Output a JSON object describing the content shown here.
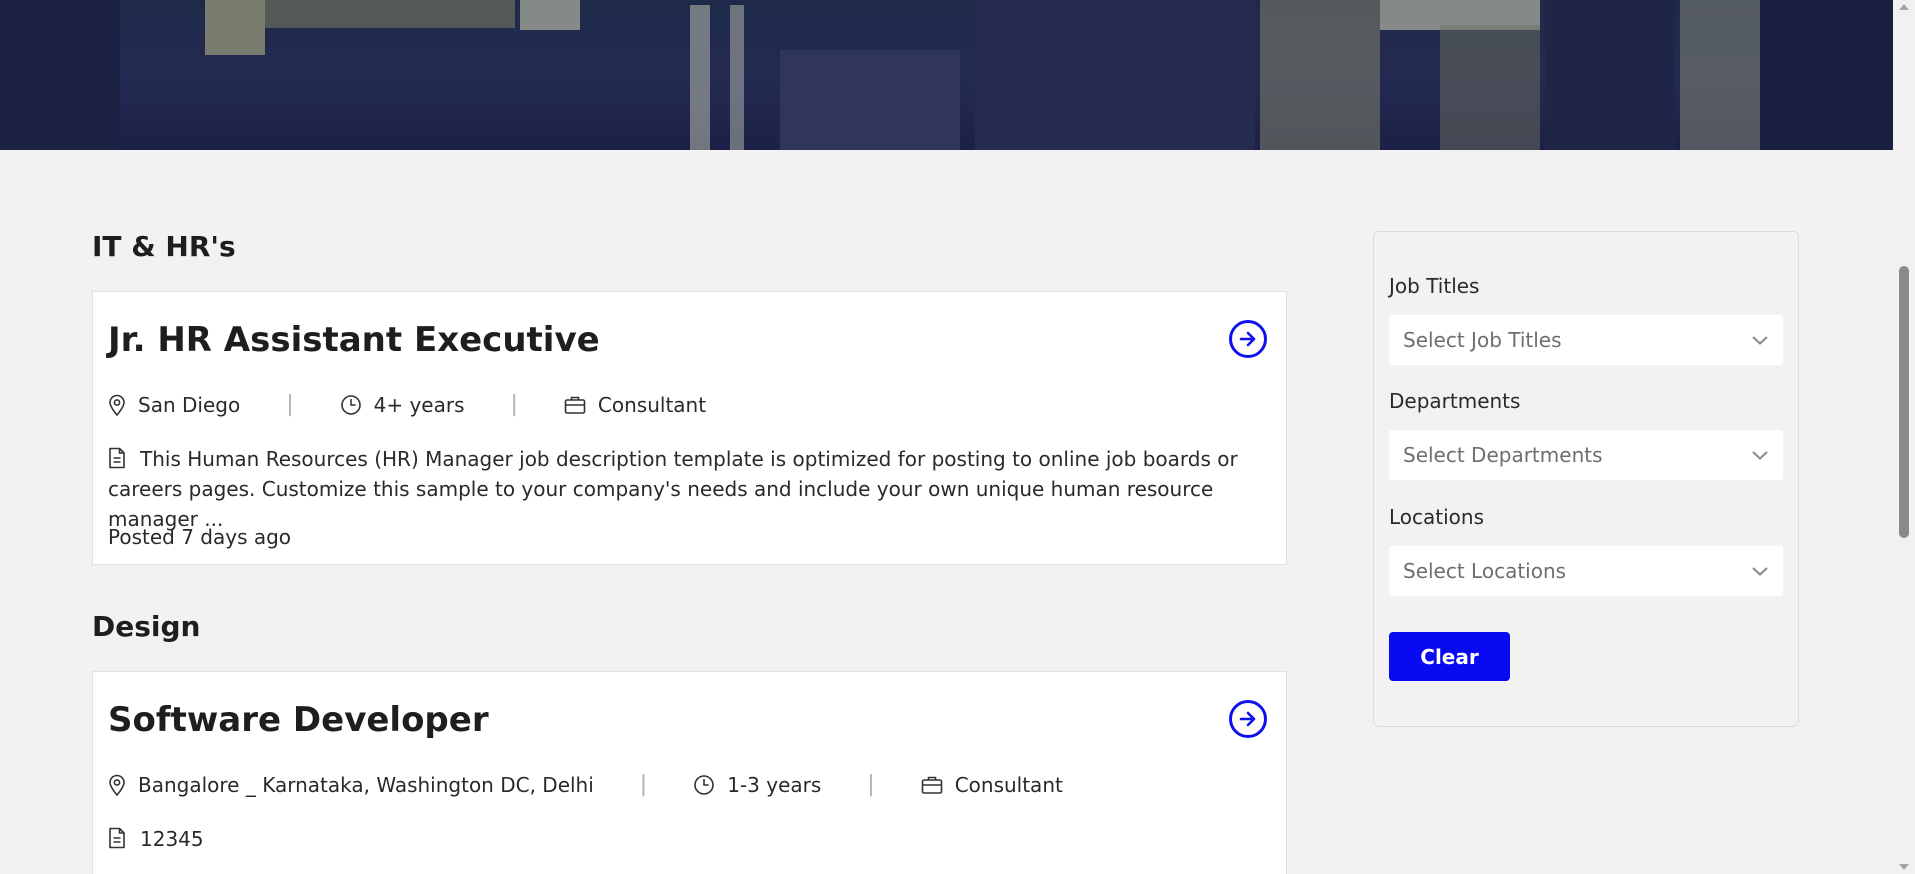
{
  "sections": [
    {
      "title": "IT & HR's",
      "job": {
        "title": "Jr. HR Assistant Executive",
        "location": "San Diego",
        "experience": "4+ years",
        "type": "Consultant",
        "description": "This Human Resources (HR) Manager job description template is optimized for posting to online job boards or careers pages. Customize this sample to your company's needs and include your own unique human resource manager ...",
        "posted": "Posted 7 days ago"
      }
    },
    {
      "title": "Design",
      "job": {
        "title": "Software Developer",
        "location": "Bangalore _ Karnataka, Washington DC, Delhi",
        "experience": "1-3 years",
        "type": "Consultant",
        "description": "12345"
      }
    }
  ],
  "filters": {
    "job_titles": {
      "label": "Job Titles",
      "placeholder": "Select Job Titles"
    },
    "departments": {
      "label": "Departments",
      "placeholder": "Select Departments"
    },
    "locations": {
      "label": "Locations",
      "placeholder": "Select Locations"
    },
    "clear_label": "Clear"
  },
  "colors": {
    "accent": "#0a0af2",
    "page_bg": "#f2f2f2",
    "card_bg": "#ffffff"
  },
  "icons": [
    "location-pin-icon",
    "clock-icon",
    "briefcase-icon",
    "document-icon",
    "arrow-right-circle-icon",
    "chevron-down-icon"
  ]
}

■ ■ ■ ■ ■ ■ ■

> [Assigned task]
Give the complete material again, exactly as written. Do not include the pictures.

> [Written solution]
Output a JSON object describing the content shown here.
{
  "sections": [
    {
      "title": "IT & HR's",
      "job": {
        "title": "Jr. HR Assistant Executive",
        "location": "San Diego",
        "experience": "4+ years",
        "type": "Consultant",
        "description": "This Human Resources (HR) Manager job description template is optimized for posting to online job boards or careers pages. Customize this sample to your company's needs and include your own unique human resource manager ...",
        "posted": "Posted 7 days ago"
      }
    },
    {
      "title": "Design",
      "job": {
        "title": "Software Developer",
        "location": "Bangalore _ Karnataka, Washington DC, Delhi",
        "experience": "1-3 years",
        "type": "Consultant",
        "description": "12345"
      }
    }
  ],
  "filters": {
    "job_titles": {
      "label": "Job Titles",
      "placeholder": "Select Job Titles"
    },
    "departments": {
      "label": "Departments",
      "placeholder": "Select Departments"
    },
    "locations": {
      "label": "Locations",
      "placeholder": "Select Locations"
    },
    "clear_label": "Clear"
  },
  "colors": {
    "accent": "#0a0af2",
    "page_bg": "#f2f2f2",
    "card_bg": "#ffffff"
  },
  "icons": [
    "location-pin-icon",
    "clock-icon",
    "briefcase-icon",
    "document-icon",
    "arrow-right-circle-icon",
    "chevron-down-icon"
  ]
}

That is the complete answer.